Find each line of the material below in which the word "color" occurs, and return it.
──────── DATA UNDER STUDY
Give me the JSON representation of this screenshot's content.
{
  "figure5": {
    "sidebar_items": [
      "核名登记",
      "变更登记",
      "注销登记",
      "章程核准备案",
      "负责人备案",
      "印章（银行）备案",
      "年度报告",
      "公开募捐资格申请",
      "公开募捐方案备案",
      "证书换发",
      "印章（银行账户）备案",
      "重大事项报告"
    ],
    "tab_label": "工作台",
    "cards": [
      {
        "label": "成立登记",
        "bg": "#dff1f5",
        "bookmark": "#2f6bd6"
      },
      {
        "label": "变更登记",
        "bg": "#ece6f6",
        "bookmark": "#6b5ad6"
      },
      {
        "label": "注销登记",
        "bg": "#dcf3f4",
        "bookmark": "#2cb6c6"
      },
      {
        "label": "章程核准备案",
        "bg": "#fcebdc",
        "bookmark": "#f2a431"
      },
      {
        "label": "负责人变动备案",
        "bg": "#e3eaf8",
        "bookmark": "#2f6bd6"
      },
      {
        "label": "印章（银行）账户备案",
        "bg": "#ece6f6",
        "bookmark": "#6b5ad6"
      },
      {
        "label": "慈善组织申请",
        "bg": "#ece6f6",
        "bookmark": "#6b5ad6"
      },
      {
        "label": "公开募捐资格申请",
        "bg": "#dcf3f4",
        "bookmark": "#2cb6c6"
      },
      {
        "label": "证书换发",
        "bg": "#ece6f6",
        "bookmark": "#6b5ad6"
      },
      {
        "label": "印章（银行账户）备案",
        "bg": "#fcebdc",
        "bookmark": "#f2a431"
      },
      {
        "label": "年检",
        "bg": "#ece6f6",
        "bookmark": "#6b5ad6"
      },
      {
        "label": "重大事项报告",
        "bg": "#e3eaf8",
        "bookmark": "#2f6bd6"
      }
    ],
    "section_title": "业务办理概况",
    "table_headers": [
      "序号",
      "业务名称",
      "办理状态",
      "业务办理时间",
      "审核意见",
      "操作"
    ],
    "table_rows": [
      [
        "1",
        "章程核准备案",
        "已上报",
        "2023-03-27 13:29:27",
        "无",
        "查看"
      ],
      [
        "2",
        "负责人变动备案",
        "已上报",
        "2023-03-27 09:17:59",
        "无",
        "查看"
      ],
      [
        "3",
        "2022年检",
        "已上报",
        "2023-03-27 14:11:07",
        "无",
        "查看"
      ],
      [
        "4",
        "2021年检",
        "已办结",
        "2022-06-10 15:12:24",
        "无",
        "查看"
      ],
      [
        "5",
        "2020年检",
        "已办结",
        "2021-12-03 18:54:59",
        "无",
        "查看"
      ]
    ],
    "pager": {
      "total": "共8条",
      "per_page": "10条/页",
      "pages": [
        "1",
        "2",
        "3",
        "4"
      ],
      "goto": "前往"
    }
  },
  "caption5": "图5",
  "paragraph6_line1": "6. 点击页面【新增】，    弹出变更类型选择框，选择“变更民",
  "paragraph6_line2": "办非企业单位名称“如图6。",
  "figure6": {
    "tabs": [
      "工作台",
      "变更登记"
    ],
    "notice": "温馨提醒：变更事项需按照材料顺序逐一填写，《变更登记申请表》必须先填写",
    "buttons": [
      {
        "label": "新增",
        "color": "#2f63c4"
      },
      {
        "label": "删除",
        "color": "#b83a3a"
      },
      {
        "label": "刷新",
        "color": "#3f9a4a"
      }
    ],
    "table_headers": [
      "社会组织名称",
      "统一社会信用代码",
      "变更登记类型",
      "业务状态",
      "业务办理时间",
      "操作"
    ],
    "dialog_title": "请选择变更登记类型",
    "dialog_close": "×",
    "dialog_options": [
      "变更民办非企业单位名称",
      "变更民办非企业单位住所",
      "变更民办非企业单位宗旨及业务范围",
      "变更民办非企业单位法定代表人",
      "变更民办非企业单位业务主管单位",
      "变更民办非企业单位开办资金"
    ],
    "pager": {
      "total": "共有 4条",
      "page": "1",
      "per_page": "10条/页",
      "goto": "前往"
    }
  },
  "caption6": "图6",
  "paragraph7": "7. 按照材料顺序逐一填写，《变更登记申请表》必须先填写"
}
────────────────
> _SOLVED EXERCISE_:
        "color": "#2f63c4"
        "color": "#b83a3a"
        "color": "#3f9a4a"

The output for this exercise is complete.